Thoughts on American Romantics
American Romantics was 2018-2019 season opening concert.
Noree Chamber Soloists’s season opening concert is titled “American Romantics.” The word “romantics” is clearly not an indication of the historical period of Romanticism; in fact, many of the composers featured in this program are considered modernists, their musical languages steeped in the twentieth-century experimental spirit and dissonant sounds. The title is, rather, an indication of the affection toward America that each of the composers on the program shows through their music, whether as a celebration of rich American musical sources, a candid criticism of the bare realities of America, or a heartfelt reflection of the country’s customs and history. With this program, Noree Chamber Soloists acknowledges and celebrates the eclecticism that is paramount to American culture and music.

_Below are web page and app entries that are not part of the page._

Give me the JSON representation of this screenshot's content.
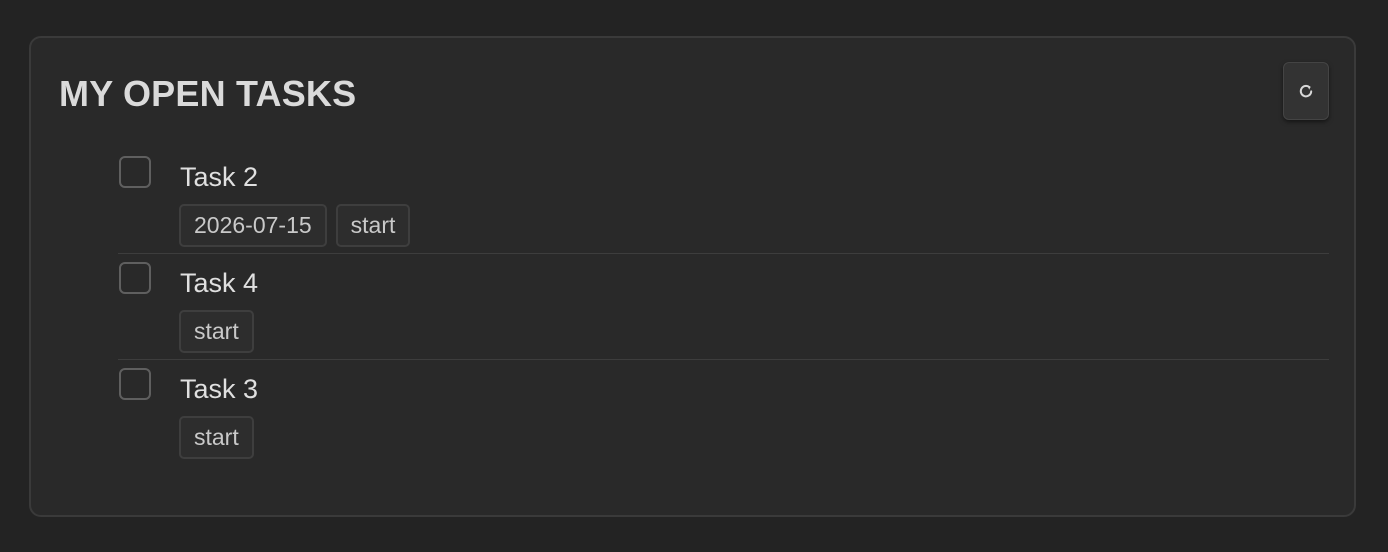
{
  "panel": {
    "title": "MY OPEN TASKS",
    "refresh_icon": "refresh-icon"
  },
  "tasks": [
    {
      "title": "Task 2",
      "checked": false,
      "tags": [
        "2026-07-15",
        "start"
      ]
    },
    {
      "title": "Task 4",
      "checked": false,
      "tags": [
        "start"
      ]
    },
    {
      "title": "Task 3",
      "checked": false,
      "tags": [
        "start"
      ]
    }
  ],
  "colors": {
    "background": "#232323",
    "panel": "#292929",
    "text": "#e0e0e0"
  }
}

Throughout his directorship at the National Conservatory of Music of America, the Czech composer Antonín Dvořák (1841-1904) encouraged American composers to draw from native American musical idioms. Having gathered, zealously, African American spirituals and plantation songs himself, Dvořák mixed the spirit of American native music with his bohemian sensitivities in his “American-themed” works such as the "New World" Symphony (1893) and the "American" String Quartet (1893). He was also optimistic about the future of American music, a sentiment expressed in his valedictory essay, “Music in America,” in 1895: “I must give full expression to my firm conviction, and to the hope that just as this nation has already surpassed so many others in marvelous inventions and feats of engineering and commerce, and has made an honorable place for itself in literature in one short century, so it must assert itself in the other arts, and especially in the art of music.”

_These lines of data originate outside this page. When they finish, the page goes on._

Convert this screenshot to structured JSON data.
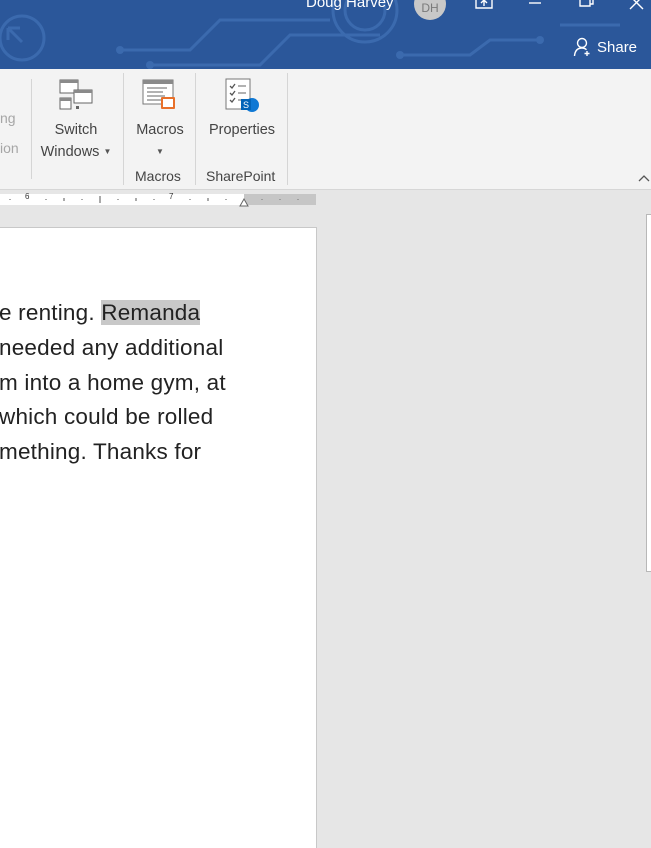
{
  "titlebar": {
    "user_name": "Doug Harvey",
    "user_initials": "DH",
    "share_label": "Share",
    "accent_color": "#2b579a"
  },
  "ribbon": {
    "cut_labels": [
      "ng",
      "ion"
    ],
    "switch_windows": {
      "line1": "Switch",
      "line2": "Windows"
    },
    "macros_button": "Macros",
    "macros_group": "Macros",
    "properties_button": "Properties",
    "sharepoint_group": "SharePoint"
  },
  "ruler": {
    "marks": [
      "6",
      "7"
    ]
  },
  "document": {
    "lines": [
      {
        "text": "e renting. ",
        "highlight": "Remanda"
      },
      {
        "text": "needed any additional"
      },
      {
        "text": "m into a home gym, at"
      },
      {
        "text": "which could be rolled"
      },
      {
        "text": "mething. Thanks for"
      }
    ]
  }
}
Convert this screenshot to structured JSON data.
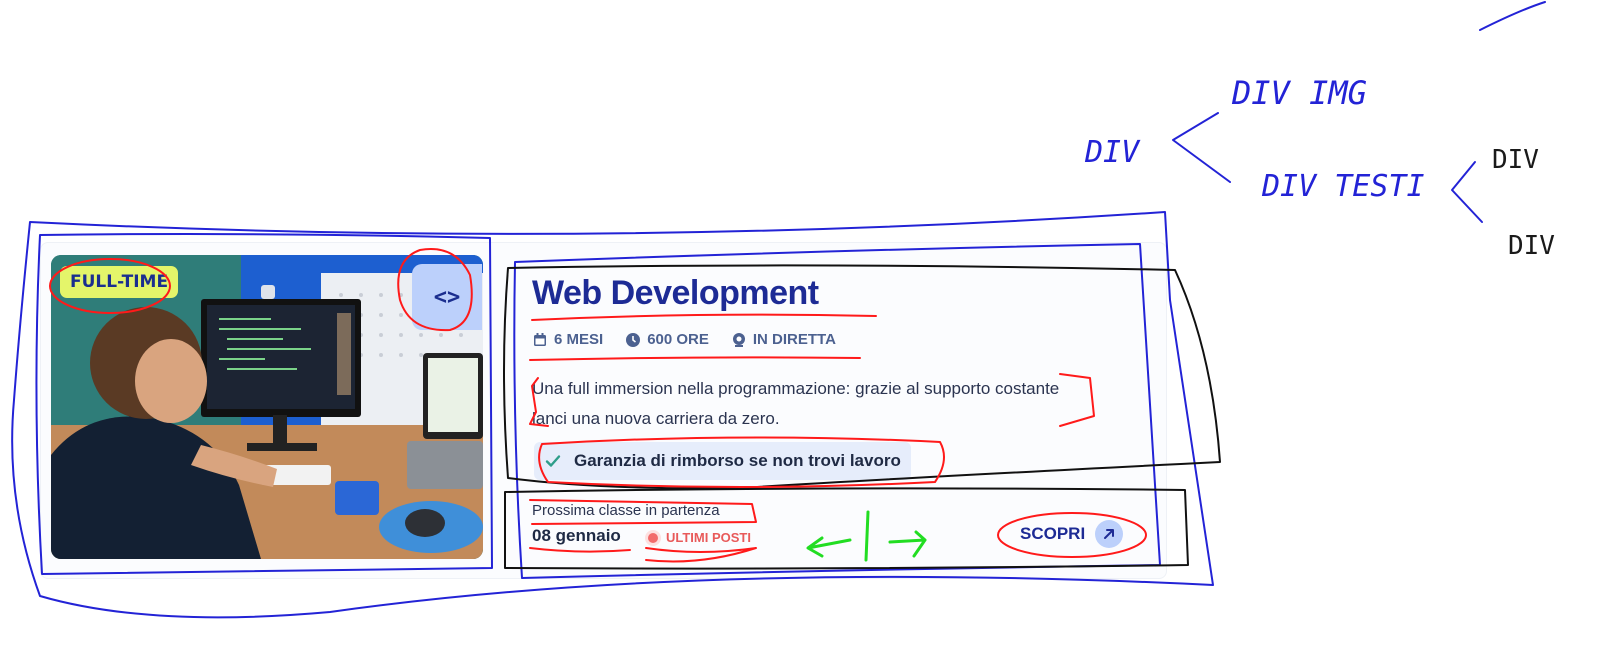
{
  "card": {
    "badge": "FULL-TIME",
    "code_icon": "code-brackets-icon",
    "title": "Web Development",
    "meta": [
      {
        "icon": "calendar-icon",
        "label": "6 MESI"
      },
      {
        "icon": "clock-icon",
        "label": "600 ORE"
      },
      {
        "icon": "webcam-icon",
        "label": "IN DIRETTA"
      }
    ],
    "description": "Una full immersion nella programmazione: grazie al supporto costante lanci una nuova carriera da zero.",
    "guarantee": "Garanzia di rimborso se non trovi lavoro",
    "next_class_label": "Prossima classe in partenza",
    "next_class_date": "08 gennaio",
    "last_spots": "ULTIMI POSTI",
    "cta": "SCOPRI"
  },
  "annotations": {
    "root": "DIV",
    "child_img": "DIV IMG",
    "child_texts": "DIV TESTI",
    "sub_1": "DIV",
    "sub_2": "DIV"
  },
  "colors": {
    "accent": "#1d2b95",
    "badge_bg": "#e4f56a",
    "button_bg": "#bcd0fb",
    "alert": "#e85a5a",
    "sketch_blue": "#2323d6",
    "sketch_red": "#ff1a1a",
    "sketch_green": "#22dd22"
  }
}
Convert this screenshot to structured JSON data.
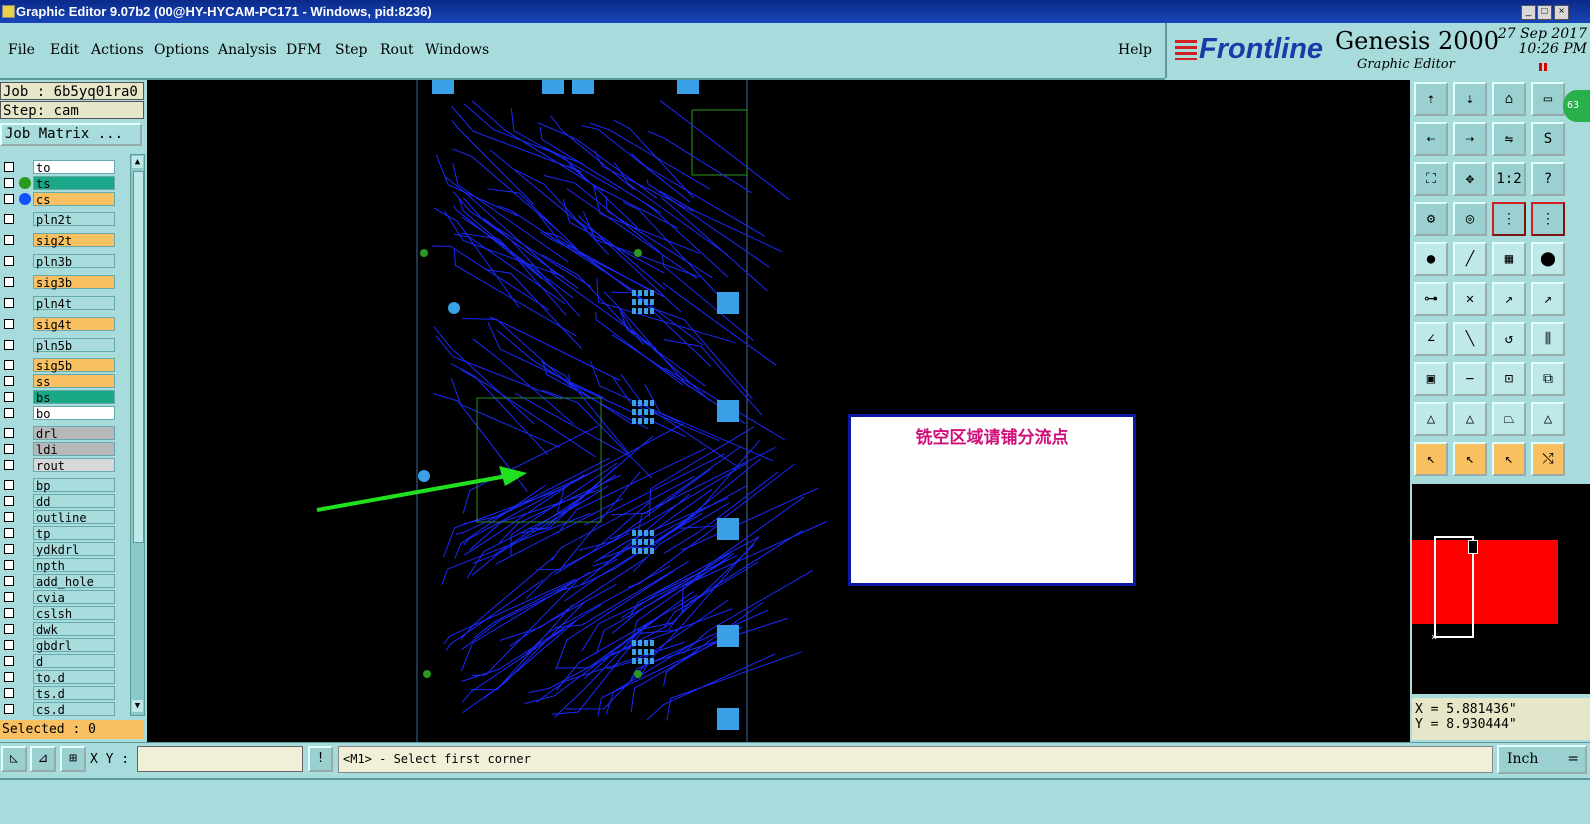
{
  "window": {
    "title": "Graphic Editor 9.07b2 (00@HY-HYCAM-PC171 - Windows, pid:8236)"
  },
  "menu": {
    "items": [
      "File",
      "Edit",
      "Actions",
      "Options",
      "Analysis",
      "DFM",
      "Step",
      "Rout",
      "Windows"
    ],
    "help": "Help"
  },
  "brand": {
    "logo": "Frontline",
    "product": "Genesis 2000",
    "subtitle": "Graphic Editor",
    "date": "27 Sep 2017",
    "time": "10:26 PM"
  },
  "left_panel": {
    "job": "Job : 6b5yq01ra0",
    "step": "Step: cam",
    "job_matrix": "Job Matrix ...",
    "selected": "Selected : 0",
    "layers": [
      {
        "name": "to",
        "color": "#ffffff"
      },
      {
        "name": "ts",
        "color": "#1aa888",
        "dot": "#2a9a20",
        "active": true
      },
      {
        "name": "cs",
        "color": "#f8c060",
        "dot": "#1050ff"
      },
      {
        "name": "pln2t",
        "color": "#a8dcdc"
      },
      {
        "name": "sig2t",
        "color": "#f8c060"
      },
      {
        "name": "pln3b",
        "color": "#a8dcdc"
      },
      {
        "name": "sig3b",
        "color": "#f8c060"
      },
      {
        "name": "pln4t",
        "color": "#a8dcdc"
      },
      {
        "name": "sig4t",
        "color": "#f8c060"
      },
      {
        "name": "pln5b",
        "color": "#a8dcdc"
      },
      {
        "name": "sig5b",
        "color": "#f8c060"
      },
      {
        "name": "ss",
        "color": "#f8c060"
      },
      {
        "name": "bs",
        "color": "#1aa888"
      },
      {
        "name": "bo",
        "color": "#ffffff"
      },
      {
        "name": "drl",
        "color": "#b8b8b8"
      },
      {
        "name": "ldi",
        "color": "#b8b8b8"
      },
      {
        "name": "rout",
        "color": "#d8d8d8"
      },
      {
        "name": "bp",
        "color": "#a8dcdc"
      },
      {
        "name": "dd",
        "color": "#a8dcdc"
      },
      {
        "name": "outline",
        "color": "#a8dcdc"
      },
      {
        "name": "tp",
        "color": "#a8dcdc"
      },
      {
        "name": "ydkdrl",
        "color": "#a8dcdc"
      },
      {
        "name": "npth",
        "color": "#a8dcdc"
      },
      {
        "name": "add_hole",
        "color": "#a8dcdc"
      },
      {
        "name": "cvia",
        "color": "#a8dcdc"
      },
      {
        "name": "cslsh",
        "color": "#a8dcdc"
      },
      {
        "name": "dwk",
        "color": "#a8dcdc"
      },
      {
        "name": "gbdrl",
        "color": "#a8dcdc"
      },
      {
        "name": "d",
        "color": "#a8dcdc"
      },
      {
        "name": "to.d",
        "color": "#a8dcdc"
      },
      {
        "name": "ts.d",
        "color": "#a8dcdc"
      },
      {
        "name": "cs.d",
        "color": "#a8dcdc"
      }
    ]
  },
  "canvas": {
    "message": "铣空区域请铺分流点",
    "trace_color": "#1a2aff",
    "pad_color": "#3aa0e8",
    "arrow_color": "#20e020"
  },
  "toolbox": {
    "badge": "63",
    "buttons": [
      "up-icon",
      "down-icon",
      "home-icon",
      "step-icon",
      "left-icon",
      "right-icon",
      "mirror-icon",
      "s-icon",
      "fit-icon",
      "center-icon",
      "ratio-label",
      "help-icon",
      "settings-icon",
      "target-icon",
      "layers-red-icon",
      "layers-blue-icon",
      "pad-icon",
      "line-icon",
      "ruler-icon",
      "dot-icon",
      "connect-icon",
      "cross-icon",
      "move-icon",
      "move2-icon",
      "angle-icon",
      "diagonal-icon",
      "undo-arc-icon",
      "fence-icon",
      "rect-select-icon",
      "minus-icon",
      "box-icon",
      "group-icon",
      "triangle-icon",
      "triangle2-icon",
      "triangle3-icon",
      "triangle4-icon",
      "pointer-icon",
      "pointer2-icon",
      "pointer3-icon",
      "route-icon"
    ],
    "ratio": "1:2",
    "coord_x": "X = 5.881436\"",
    "coord_y": "Y = 8.930444\""
  },
  "bottom": {
    "xy_label": "X Y :",
    "xy_value": "",
    "prompt": "<M1> - Select first corner",
    "unit": "Inch"
  }
}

American musical scene flourished, as Dvořák had prophesied, but embraced far more diverse musical idioms than he would have ever imagined. Sunrise (1921) is the last composition by Charles Ives (1874-1954), who created exhilaratingly dissonant polyphonies from the various musical styles that he encountered in his Connecticut hometown, such as band music, hymns, and popular songs. In Chinaman, Laundryman (1932), Ruth Crawford Seeger (1901-1953) provided a scathing portrayal of an immigrant Chinese laundry worker. The song is a powerful reminder of the importance of immigration in this country. Samuel Barber’s (1910-1981) passionate, heart-wrenching Adagio for Strings (1936), with its solemnness, has become one of the most frequently performed in America’s public memorials. Roy Harris (1898-1979), who frequently explored American subjects in his music, painted the burdens of the modern world entrusted to one of America’s most respected leaders in Abraham Lincoln Walks at Midnight (1954). John Corigliano’s (b. 1938) A Black November Turkey (1972/2006) resonates as an acknowledgment of a seemingly humdrum American custom: the work’s literary catalyst, Richard Wilbur’s eponymous poem, portrays “a sad and endless futility, a celebrated and unnoticed death.” William Bolcom (b. 1938) combined jagged rhythms of ragtime, whose roots are in African American music, with elegant melodies and harmonies in his Three Rags for String Quartet (1989).
Jung-Min Mina Lee, Resident Musicologist
John Corigliano A Black November Turkey (1972/2003)
William Bolcom Three Rags (1989)
Charles Ives Sunrise for Voice, Violin, and Piano (1921)
Ruth Crawford Seeger Chinaman, Laundryman (1932)
Dvorak String Quartet No. 12 in F Major, Opus 96 “American” (1893)
Roy Harris Abraham Lincoln Walks at Midnight (1954)
Samuel Barber Adagio, from String Quartet, Opus 11 (1936)